- Unbold the headers at the top of the chart by right clicking > Format > font 8 and set them to the same gray color you chose for the previous Tableau chart.
- Title this chart “Profit Margin per Product and Price Point.”
- Go back to the “Product Pricing Analytics” Tableau dashboard.
- Drag this new sheet out. Also float. Set the coordinates to x = 395, y = 58, w =600, h =740.
- Set the color legend for the “# Products by Price Point” chart to floating and drag it inside the first chart, bottom right corner. Right click on it and uncheck Show Header.
- Drag the profit margin color legend to the top right above the right chart. You may need to click the headers in this chart and drag then down to provide enough white space to fit the legend above the chart and below the chart title.
- Double click the Profit Margin label on the legend and set the font to 8, and unbold it. Then center it. We want this to be descriptive, but not call attention to itself. Click ok. Now shrink the width of that legend a bit.
- Set each of the chart title fonts to be a dark blue. Do this by double clicking each one and editing the font.
- Now unclick anything that is selected in the dashboard. You should now see at the bottom left a section for size. It will default to either Desktop or Automatic. Set it to Letter Landscape to provide a little more space.
- Now add an action from the Dashboard menu. Action > Add Action > Filter.
- Check the first box in the top pane. Set “Run Action On” to Select.
- Uncheck the first box in the bottom pane. Set “Clearing the Selection will” to Exclude.
- Click ok.
- Now click the white space in the top left chart. The rest of your dashboard should go blank except for the titles.
- Create a text box from the left hand side.

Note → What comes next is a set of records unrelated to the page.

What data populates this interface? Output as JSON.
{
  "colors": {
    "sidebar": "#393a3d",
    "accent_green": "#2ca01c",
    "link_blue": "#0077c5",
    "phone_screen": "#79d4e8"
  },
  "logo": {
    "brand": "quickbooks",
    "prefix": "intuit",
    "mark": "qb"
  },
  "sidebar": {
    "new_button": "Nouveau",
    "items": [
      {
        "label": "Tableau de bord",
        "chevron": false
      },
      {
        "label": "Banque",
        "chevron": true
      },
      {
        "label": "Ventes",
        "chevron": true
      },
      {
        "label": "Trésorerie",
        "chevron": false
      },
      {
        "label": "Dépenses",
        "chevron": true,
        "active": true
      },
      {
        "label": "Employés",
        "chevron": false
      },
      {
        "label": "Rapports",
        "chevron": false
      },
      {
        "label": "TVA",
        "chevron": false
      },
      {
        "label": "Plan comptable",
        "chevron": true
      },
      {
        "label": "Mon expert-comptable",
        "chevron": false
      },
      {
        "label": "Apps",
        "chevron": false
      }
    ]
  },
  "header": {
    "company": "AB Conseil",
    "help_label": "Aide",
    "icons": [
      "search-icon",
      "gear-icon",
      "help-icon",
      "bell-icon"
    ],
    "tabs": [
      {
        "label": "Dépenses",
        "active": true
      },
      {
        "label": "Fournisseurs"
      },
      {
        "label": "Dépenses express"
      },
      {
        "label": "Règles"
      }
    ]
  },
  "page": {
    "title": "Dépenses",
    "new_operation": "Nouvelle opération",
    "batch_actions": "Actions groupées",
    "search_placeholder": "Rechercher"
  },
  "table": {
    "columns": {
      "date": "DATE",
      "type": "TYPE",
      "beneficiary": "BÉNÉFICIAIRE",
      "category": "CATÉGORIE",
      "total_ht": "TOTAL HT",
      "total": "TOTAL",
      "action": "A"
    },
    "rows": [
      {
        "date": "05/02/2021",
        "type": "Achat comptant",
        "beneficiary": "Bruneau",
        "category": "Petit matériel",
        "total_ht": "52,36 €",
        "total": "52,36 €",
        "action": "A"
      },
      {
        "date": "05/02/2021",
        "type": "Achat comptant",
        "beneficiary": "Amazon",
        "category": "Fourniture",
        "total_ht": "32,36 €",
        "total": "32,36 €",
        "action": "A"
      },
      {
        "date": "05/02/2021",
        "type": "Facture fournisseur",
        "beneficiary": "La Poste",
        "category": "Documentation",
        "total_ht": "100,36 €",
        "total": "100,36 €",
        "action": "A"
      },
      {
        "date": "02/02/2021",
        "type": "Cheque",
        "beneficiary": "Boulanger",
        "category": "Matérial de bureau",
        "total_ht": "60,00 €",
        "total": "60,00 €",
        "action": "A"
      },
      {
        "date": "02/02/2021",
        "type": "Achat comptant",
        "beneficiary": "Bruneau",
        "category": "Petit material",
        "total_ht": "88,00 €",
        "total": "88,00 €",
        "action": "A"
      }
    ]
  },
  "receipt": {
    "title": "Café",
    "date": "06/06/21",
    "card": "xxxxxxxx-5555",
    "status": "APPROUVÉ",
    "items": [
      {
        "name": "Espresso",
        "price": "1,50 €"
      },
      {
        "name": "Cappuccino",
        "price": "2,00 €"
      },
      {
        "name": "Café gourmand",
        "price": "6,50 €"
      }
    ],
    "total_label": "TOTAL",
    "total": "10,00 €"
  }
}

Drag it out. Type in “If this is blank, click on a Price or bar segment in the top left chart. This will filter to the details you want.” Align this towards the top of the blank space on the right hand side.
- Now click the down arrow on this text box. Select Floating Order > Send to Back.
- Now click again in the first Tableau chart and see what happens on the Tableau dashboard formatting. You should quickly see which Product Categories and Sub-categories have problems and which Products have the worst Profit Margins. Then, just fix any issue with the Tableau dashboard formatting. Once done, this should lead to instant insight and someone can take action on it.
- Notice how we kept the color schemes consistent, and minimized certain things in favor of the insight we wanted to convey. That is what you should always implement on your Tableau dashboard formatting.
- Our Tableau dashboard formatting practice exercise also laid out the Tableau charts in such a way that the user is guided through the charts step by step and the key points are emphasized.
- We used descriptive titles and instructions hidden in the Tableau dashboard formatting to help users engage with it.
- Finally, we used labels appropriately in our Tableau dashboard formatting so that the end user could get a clear sense of the magnitude of the issue.
We hope that you’ve learned a lot about Tableau Dashboard Formatting. Keep practicing to master the skill. You can also opt to enroll in our individual and Tableau in-person classes to become proficient!